“Rock the Reaper” beckons someone to “be my little runaway,” a choice of noun that can’t be an accident, nor could be the line “if you hang on the telephone,” a reference to a beloved Nerves song that Blondie covered in 1978. Bat Fangs is all about the spaces between garage rock and arena rock—the music blasted by the kids who smoked in the high school parking lot, but also the music that bellowed from the roller-rink P.A. Come to think of it, the title “Rock the Reaper” feels right, too, if you take it as a command and a wink: If you grew up air-guitaring to Blue Öyster Cult and kept the right priorities, you might come up with an album set in the same teenage wasteland as this one.
Not that you’d come up with hooks this canny or riffs this hard. Opener “Turn It Up” takes a familiar rock trope—to increase the volume—and makes it a kiss-off to a disposable, distracted lover: “Come on, turn it up/ I don’t care if you stay.” “Bad Astrology” is what happens when punk-rock kids get their hands on classic Sabbath or early Maiden. “Boy of Summer” sounds like its title was spit out by a neural network trained on highway-freedom anthems, but its pastiche of the form is so precise—and its subversion of the theme so gratifying, dismissing rather than reifying the titular boy—that it gets passing marks. “Wolfbite” could be Heavy Metal Parking Lot: The Song, but it summons up older, richer forces, lending some Blue Cheer oomph to its Judas Priest drive.

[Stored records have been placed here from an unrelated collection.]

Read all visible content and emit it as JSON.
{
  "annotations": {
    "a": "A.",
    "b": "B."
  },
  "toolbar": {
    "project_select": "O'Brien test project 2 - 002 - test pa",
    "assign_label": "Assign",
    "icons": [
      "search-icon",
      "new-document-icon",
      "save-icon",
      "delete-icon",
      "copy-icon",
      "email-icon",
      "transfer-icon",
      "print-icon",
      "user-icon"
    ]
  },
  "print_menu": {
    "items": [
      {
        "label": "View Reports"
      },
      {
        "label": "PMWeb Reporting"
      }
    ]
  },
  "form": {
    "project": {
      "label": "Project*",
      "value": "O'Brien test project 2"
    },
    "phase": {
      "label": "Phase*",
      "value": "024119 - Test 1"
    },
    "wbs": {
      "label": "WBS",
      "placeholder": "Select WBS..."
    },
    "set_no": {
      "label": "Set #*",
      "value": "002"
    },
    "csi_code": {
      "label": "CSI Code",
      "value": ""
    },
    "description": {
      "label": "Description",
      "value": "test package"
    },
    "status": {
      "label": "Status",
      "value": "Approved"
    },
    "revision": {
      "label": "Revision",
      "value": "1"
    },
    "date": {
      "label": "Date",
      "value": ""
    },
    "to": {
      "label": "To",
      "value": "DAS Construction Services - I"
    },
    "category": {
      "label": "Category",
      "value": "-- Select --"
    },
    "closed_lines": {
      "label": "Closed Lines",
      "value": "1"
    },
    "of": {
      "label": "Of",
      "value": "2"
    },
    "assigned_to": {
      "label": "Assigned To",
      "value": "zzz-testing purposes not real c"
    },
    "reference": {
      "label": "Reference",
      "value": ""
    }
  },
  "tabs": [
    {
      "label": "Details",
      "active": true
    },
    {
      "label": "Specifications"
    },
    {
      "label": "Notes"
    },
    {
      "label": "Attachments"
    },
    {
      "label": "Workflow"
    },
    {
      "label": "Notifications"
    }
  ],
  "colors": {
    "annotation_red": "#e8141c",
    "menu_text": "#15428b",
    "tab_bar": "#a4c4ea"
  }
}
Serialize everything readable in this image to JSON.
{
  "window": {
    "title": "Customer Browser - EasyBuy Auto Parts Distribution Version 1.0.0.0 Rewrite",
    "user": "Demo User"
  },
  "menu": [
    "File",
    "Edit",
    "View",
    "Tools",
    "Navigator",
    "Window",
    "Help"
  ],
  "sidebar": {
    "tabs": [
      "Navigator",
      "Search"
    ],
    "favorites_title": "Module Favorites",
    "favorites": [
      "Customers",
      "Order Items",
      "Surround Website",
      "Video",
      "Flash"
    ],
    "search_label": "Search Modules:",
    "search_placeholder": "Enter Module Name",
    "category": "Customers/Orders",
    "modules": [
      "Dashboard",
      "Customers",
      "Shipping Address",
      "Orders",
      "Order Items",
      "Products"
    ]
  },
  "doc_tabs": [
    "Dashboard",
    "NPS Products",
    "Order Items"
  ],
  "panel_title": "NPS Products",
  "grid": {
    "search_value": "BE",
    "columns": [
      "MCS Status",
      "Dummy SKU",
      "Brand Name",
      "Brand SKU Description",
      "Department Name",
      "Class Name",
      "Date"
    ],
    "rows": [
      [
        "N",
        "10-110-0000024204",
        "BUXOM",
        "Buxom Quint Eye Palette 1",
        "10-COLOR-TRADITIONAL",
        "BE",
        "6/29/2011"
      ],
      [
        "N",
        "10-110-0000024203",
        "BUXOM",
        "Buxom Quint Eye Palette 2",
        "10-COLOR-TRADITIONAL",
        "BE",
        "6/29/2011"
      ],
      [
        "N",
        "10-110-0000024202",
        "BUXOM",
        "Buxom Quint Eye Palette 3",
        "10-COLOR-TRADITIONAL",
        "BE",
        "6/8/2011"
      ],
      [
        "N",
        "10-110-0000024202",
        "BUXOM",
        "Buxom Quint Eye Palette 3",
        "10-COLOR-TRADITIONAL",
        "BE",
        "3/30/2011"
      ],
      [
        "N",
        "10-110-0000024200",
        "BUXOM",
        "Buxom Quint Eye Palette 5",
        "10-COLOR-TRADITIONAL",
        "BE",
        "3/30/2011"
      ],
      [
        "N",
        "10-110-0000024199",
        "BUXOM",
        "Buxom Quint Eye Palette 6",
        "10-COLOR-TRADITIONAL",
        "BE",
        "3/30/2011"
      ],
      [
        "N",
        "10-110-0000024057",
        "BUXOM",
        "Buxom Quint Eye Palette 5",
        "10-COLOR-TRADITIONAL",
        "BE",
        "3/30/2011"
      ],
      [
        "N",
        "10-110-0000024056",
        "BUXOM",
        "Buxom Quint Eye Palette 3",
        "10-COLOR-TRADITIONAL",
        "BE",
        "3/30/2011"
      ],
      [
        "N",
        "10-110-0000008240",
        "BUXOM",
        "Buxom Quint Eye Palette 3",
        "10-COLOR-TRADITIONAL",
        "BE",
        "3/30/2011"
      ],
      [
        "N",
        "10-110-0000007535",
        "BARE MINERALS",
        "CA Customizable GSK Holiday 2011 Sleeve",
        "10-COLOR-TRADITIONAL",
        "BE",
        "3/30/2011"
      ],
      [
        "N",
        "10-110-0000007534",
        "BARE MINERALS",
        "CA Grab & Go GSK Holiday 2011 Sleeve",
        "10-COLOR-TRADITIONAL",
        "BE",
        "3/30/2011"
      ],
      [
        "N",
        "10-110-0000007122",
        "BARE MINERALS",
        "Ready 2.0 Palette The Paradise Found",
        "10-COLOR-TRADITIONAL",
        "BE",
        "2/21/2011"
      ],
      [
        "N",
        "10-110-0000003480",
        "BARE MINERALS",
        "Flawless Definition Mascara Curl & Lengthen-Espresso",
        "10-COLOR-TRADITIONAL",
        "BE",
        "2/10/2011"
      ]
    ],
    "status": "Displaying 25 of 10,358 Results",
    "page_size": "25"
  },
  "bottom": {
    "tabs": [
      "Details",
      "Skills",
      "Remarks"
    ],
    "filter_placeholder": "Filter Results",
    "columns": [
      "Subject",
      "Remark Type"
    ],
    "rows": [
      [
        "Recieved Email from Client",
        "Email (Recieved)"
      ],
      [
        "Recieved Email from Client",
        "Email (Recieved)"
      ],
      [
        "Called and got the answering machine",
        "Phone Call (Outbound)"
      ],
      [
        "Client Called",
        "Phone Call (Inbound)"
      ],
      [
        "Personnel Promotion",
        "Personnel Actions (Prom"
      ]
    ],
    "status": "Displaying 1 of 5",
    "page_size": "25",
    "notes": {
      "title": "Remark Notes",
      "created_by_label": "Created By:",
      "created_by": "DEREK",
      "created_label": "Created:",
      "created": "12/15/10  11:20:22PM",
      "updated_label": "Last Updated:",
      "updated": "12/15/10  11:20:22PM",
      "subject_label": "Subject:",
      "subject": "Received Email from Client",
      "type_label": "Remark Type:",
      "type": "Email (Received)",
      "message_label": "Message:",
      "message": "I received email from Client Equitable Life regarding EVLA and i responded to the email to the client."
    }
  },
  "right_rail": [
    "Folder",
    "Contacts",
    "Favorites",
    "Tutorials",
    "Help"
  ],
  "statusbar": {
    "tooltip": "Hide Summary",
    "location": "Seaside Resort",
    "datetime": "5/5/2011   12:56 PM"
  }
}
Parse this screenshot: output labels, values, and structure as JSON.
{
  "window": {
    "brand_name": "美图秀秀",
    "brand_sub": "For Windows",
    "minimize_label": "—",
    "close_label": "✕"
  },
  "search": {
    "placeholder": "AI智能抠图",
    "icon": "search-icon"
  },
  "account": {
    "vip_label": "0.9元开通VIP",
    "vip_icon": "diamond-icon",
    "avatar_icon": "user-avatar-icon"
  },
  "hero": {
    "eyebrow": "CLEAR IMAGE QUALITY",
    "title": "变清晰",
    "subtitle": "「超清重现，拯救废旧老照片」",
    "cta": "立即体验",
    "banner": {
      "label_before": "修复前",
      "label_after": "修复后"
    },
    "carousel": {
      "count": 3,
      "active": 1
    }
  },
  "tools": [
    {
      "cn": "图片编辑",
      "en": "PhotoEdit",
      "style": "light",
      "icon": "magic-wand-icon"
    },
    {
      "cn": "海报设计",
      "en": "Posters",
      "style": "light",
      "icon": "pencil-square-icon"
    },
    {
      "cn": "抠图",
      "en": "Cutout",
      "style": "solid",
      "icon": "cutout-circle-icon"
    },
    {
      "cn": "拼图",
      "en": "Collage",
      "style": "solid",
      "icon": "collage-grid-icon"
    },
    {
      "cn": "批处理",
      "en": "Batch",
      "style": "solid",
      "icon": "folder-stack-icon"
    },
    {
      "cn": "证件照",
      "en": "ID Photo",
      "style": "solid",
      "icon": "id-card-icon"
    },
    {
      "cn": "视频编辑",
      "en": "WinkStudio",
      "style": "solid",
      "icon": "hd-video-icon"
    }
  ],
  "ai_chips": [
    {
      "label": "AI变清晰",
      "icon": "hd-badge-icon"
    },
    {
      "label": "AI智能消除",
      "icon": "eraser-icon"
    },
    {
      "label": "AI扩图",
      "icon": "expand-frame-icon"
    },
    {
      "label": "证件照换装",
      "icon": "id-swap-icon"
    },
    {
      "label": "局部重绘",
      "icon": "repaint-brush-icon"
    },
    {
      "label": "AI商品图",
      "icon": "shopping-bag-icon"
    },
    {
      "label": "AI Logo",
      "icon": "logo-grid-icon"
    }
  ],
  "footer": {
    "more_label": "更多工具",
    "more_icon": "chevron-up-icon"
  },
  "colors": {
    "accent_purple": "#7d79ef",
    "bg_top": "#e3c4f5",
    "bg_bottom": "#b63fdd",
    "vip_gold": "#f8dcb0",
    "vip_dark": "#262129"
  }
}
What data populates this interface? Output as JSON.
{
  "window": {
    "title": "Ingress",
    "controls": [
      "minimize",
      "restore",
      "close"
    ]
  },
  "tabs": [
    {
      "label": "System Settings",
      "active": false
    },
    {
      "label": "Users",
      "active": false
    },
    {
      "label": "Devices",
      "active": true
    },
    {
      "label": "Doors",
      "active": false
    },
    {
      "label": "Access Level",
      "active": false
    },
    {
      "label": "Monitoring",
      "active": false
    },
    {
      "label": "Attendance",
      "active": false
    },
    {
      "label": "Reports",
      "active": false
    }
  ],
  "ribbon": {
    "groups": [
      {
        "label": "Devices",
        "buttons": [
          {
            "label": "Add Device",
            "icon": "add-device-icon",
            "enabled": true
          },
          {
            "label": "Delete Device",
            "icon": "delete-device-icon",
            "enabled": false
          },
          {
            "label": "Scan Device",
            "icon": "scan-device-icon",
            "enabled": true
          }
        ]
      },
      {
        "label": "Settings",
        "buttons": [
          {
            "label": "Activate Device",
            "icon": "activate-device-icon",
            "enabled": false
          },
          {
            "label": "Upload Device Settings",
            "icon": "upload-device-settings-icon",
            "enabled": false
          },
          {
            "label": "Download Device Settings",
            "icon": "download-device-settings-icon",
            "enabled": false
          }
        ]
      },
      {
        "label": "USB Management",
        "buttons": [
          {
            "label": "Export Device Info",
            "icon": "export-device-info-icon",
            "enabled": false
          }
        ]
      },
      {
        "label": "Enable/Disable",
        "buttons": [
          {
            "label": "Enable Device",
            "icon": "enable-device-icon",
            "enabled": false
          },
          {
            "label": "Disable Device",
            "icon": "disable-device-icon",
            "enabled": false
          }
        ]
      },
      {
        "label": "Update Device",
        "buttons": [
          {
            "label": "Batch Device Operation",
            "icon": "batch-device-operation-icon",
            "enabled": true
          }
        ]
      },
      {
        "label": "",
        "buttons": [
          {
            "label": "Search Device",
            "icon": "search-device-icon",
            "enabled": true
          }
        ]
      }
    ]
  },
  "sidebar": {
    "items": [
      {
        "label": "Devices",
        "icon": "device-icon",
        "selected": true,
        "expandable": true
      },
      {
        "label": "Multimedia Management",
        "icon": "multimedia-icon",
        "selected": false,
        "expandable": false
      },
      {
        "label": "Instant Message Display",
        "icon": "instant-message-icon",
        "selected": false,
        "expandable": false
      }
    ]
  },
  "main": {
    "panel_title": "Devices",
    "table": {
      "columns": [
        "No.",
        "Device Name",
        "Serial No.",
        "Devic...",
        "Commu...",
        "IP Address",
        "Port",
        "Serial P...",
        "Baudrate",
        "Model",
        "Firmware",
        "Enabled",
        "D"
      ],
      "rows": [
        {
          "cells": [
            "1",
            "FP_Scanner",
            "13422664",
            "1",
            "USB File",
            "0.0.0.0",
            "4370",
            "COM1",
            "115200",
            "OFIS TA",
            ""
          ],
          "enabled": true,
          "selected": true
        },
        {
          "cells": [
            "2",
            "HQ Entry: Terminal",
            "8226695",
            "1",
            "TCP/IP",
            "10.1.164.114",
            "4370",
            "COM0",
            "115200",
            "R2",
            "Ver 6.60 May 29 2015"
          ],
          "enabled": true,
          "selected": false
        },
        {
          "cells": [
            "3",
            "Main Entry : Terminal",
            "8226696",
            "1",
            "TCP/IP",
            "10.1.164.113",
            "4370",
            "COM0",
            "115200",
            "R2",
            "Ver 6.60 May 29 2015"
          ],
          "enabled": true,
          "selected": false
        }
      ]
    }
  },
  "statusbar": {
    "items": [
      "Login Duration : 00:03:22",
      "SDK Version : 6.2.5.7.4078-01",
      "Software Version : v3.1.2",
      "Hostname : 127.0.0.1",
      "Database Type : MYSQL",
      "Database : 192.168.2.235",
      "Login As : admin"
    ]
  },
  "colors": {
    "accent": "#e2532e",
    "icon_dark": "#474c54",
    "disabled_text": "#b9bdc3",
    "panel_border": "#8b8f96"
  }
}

So yes, this is a throwback record, but Bat Fangs’ distillation of what made this kind of dirtbag rock so appealing—and its eschewing of the misogyny, pomposity, and thematic predictability that could make it grating—works because of the band’s talent for tight songcraft, the album’s spacious but stripped-down production, and the gusto (Wright’s Joan Jett deadpan, King’s galloping percussion) the duo brings to the mix. And retro shamanism isn’t Bat Fangs’ only trick, anyway. “Mercury,” a simultaneously wiry and hazy slow burn, would be great in any radio era. “If you want to be alone, sleeping in another zone,” Wright opens, suggesting that while her band mostly wants to take us to some old, cherished places, it doesn’t mind exploring some new astral planes, too.